Making better choices at restaurants
We’ve all seen the calories posted in the larger chain restaurants for our favorite dishes. Sticker shock remains, but it’s no surprise that many of the foods we’ve been eating have hugh amounts of calories. All you have to do is look around at the size of the customers eating these caloric foods. Obesity is fast becoming the number one health concern of our nation. How important is it to get this problem under control? Just look inside our nations schools. Children are fast catching up to adults with the rate of obesity in children approaching 30% and Type 2 diabetes on the rise. For the first time, our nations armed forces have a problem with soldiers being fit enough to protect us.
According to the 2012 Restaurant Industry Forecast, 66% of adults say their favorite restaurant foods provide a flavor and taste sensation which cannot be easily duplicated in their home kitchen. The National Restaurant Association’s What’s Hot survey of nearly 1,800 American Culinary Federation Chefs found that children’s nutrition and local sourcing will be the hottest trends this year.
The top 10 menu trends for next year will be: Locally sourced meats and seafood; Locally grown produce; Healthful kids’ meals; Hyper-local items; Sustainability as a culinary theme; Children’s nutrition as a culinary theme; Gluten-free/food allergy-conscious items; Locally produced wine and beer; Sustainable seafood; and Whole grain items in kids’ meals.
So, will all of this new nutrition info posted in restaurants help us and our children? It’s not the only answer to a complicated problem, but it can only be a help. Change in our health habits come one step at a time, and knowledge is power. We can make better choices for ourselves and our children when we have this information posted at our fingertips. It’s our right to know what we are being offered to put into our bodies.

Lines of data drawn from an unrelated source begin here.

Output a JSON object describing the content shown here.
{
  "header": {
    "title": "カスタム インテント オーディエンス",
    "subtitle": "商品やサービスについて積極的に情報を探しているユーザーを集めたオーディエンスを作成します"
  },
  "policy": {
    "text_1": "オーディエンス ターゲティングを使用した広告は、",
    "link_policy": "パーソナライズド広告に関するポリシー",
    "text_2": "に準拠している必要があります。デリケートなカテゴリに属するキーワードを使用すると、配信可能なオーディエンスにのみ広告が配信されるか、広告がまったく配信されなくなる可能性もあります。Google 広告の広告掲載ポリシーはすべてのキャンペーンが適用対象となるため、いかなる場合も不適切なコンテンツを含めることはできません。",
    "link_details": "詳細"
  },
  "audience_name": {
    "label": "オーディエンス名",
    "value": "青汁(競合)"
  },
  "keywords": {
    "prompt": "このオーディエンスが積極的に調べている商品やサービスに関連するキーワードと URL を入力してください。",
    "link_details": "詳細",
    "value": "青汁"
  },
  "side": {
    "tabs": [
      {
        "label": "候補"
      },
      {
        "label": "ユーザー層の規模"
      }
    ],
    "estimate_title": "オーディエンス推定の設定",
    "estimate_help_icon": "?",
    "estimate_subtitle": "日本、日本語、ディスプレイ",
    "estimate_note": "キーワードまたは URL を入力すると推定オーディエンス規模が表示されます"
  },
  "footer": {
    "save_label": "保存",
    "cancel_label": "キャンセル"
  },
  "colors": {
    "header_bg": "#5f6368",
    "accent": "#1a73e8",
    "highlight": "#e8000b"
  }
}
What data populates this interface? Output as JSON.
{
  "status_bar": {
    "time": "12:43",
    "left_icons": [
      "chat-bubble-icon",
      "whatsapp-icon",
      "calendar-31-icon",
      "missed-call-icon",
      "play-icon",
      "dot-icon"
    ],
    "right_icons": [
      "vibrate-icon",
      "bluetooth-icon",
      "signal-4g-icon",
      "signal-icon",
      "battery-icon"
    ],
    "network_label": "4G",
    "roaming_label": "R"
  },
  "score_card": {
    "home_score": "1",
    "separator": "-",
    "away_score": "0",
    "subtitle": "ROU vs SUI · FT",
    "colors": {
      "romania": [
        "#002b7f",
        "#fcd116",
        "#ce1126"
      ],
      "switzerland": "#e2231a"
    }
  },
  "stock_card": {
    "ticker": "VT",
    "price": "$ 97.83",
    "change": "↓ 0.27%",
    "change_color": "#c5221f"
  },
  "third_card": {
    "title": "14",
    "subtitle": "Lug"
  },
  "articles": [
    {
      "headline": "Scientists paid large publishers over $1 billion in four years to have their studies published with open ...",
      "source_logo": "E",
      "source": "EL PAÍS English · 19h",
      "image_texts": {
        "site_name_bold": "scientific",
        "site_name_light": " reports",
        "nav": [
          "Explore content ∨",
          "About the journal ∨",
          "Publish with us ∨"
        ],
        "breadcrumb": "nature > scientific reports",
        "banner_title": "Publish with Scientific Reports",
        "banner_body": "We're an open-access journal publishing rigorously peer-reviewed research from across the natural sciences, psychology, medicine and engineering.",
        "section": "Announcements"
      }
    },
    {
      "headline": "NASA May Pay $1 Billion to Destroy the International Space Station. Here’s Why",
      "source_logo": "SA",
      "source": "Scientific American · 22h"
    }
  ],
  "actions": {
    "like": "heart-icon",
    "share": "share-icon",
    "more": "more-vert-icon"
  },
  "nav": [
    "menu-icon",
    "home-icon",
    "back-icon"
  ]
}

The next step is up to us and to the restaurant industry to start offering healthier choices.
As of now, only large chain restaurants are required to post nutrition info for their offerings. How about the smaller restaurants? What do you think?